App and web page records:

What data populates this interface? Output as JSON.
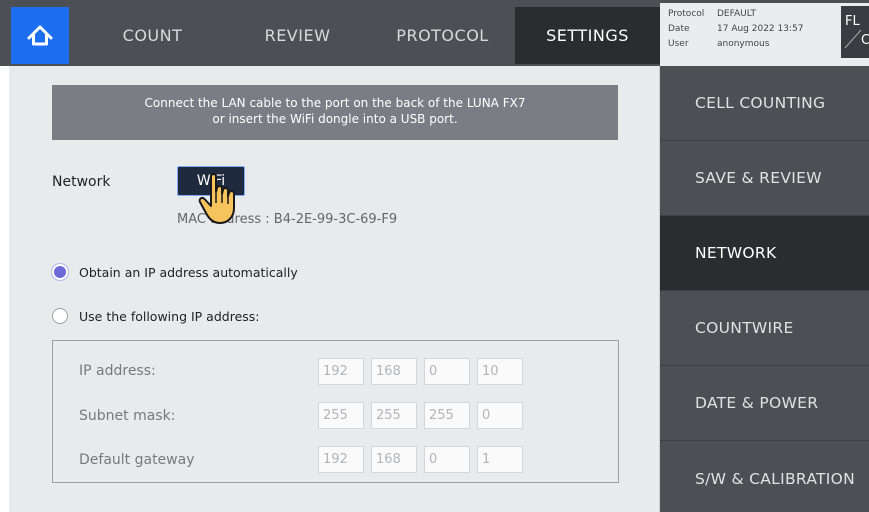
{
  "header": {
    "tabs": [
      {
        "label": "COUNT"
      },
      {
        "label": "REVIEW"
      },
      {
        "label": "PROTOCOL"
      },
      {
        "label": "SETTINGS",
        "active": true
      }
    ],
    "info": {
      "protocol_key": "Protocol",
      "protocol_value": "DEFAULT",
      "date_key": "Date",
      "date_value": "17 Aug 2022 13:57",
      "user_key": "User",
      "user_value": "anonymous"
    },
    "mode_label_top": "FL",
    "mode_label_bottom": "C"
  },
  "network_page": {
    "notice_line1": "Connect the LAN cable to the port on the back of the LUNA FX7",
    "notice_line2": "or insert the WiFi dongle into a USB port.",
    "network_label": "Network",
    "wifi_button": "WiFi",
    "mac_address": "MAC address : B4-2E-99-3C-69-F9",
    "radio_auto": "Obtain an IP address automatically",
    "radio_manual": "Use the following IP address:",
    "selected_option": "auto",
    "fields": [
      {
        "label": "IP address:",
        "octets": [
          "192",
          "168",
          "0",
          "10"
        ]
      },
      {
        "label": "Subnet mask:",
        "octets": [
          "255",
          "255",
          "255",
          "0"
        ]
      },
      {
        "label": "Default gateway",
        "octets": [
          "192",
          "168",
          "0",
          "1"
        ]
      }
    ]
  },
  "sidebar": {
    "items": [
      {
        "label": "CELL COUNTING"
      },
      {
        "label": "SAVE & REVIEW"
      },
      {
        "label": "NETWORK",
        "active": true
      },
      {
        "label": "COUNTWIRE"
      },
      {
        "label": "DATE & POWER"
      },
      {
        "label": "S/W & CALIBRATION"
      }
    ]
  },
  "icons": {
    "home": "home-icon",
    "cursor": "hand-pointer-icon"
  },
  "colors": {
    "accent": "#1e6ff0",
    "radio_selected": "#6f68d8",
    "dark_active": "#2b2c30"
  }
}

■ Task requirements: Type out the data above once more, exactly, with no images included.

■ Your response:
What data populates this interface? Output as JSON.
{
  "header": {
    "tabs": [
      {
        "label": "COUNT"
      },
      {
        "label": "REVIEW"
      },
      {
        "label": "PROTOCOL"
      },
      {
        "label": "SETTINGS",
        "active": true
      }
    ],
    "info": {
      "protocol_key": "Protocol",
      "protocol_value": "DEFAULT",
      "date_key": "Date",
      "date_value": "17 Aug 2022 13:57",
      "user_key": "User",
      "user_value": "anonymous"
    },
    "mode_label_top": "FL",
    "mode_label_bottom": "C"
  },
  "network_page": {
    "notice_line1": "Connect the LAN cable to the port on the back of the LUNA FX7",
    "notice_line2": "or insert the WiFi dongle into a USB port.",
    "network_label": "Network",
    "wifi_button": "WiFi",
    "mac_address": "MAC address : B4-2E-99-3C-69-F9",
    "radio_auto": "Obtain an IP address automatically",
    "radio_manual": "Use the following IP address:",
    "selected_option": "auto",
    "fields": [
      {
        "label": "IP address:",
        "octets": [
          "192",
          "168",
          "0",
          "10"
        ]
      },
      {
        "label": "Subnet mask:",
        "octets": [
          "255",
          "255",
          "255",
          "0"
        ]
      },
      {
        "label": "Default gateway",
        "octets": [
          "192",
          "168",
          "0",
          "1"
        ]
      }
    ]
  },
  "sidebar": {
    "items": [
      {
        "label": "CELL COUNTING"
      },
      {
        "label": "SAVE & REVIEW"
      },
      {
        "label": "NETWORK",
        "active": true
      },
      {
        "label": "COUNTWIRE"
      },
      {
        "label": "DATE & POWER"
      },
      {
        "label": "S/W & CALIBRATION"
      }
    ]
  },
  "icons": {
    "home": "home-icon",
    "cursor": "hand-pointer-icon"
  },
  "colors": {
    "accent": "#1e6ff0",
    "radio_selected": "#6f68d8",
    "dark_active": "#2b2c30"
  }
}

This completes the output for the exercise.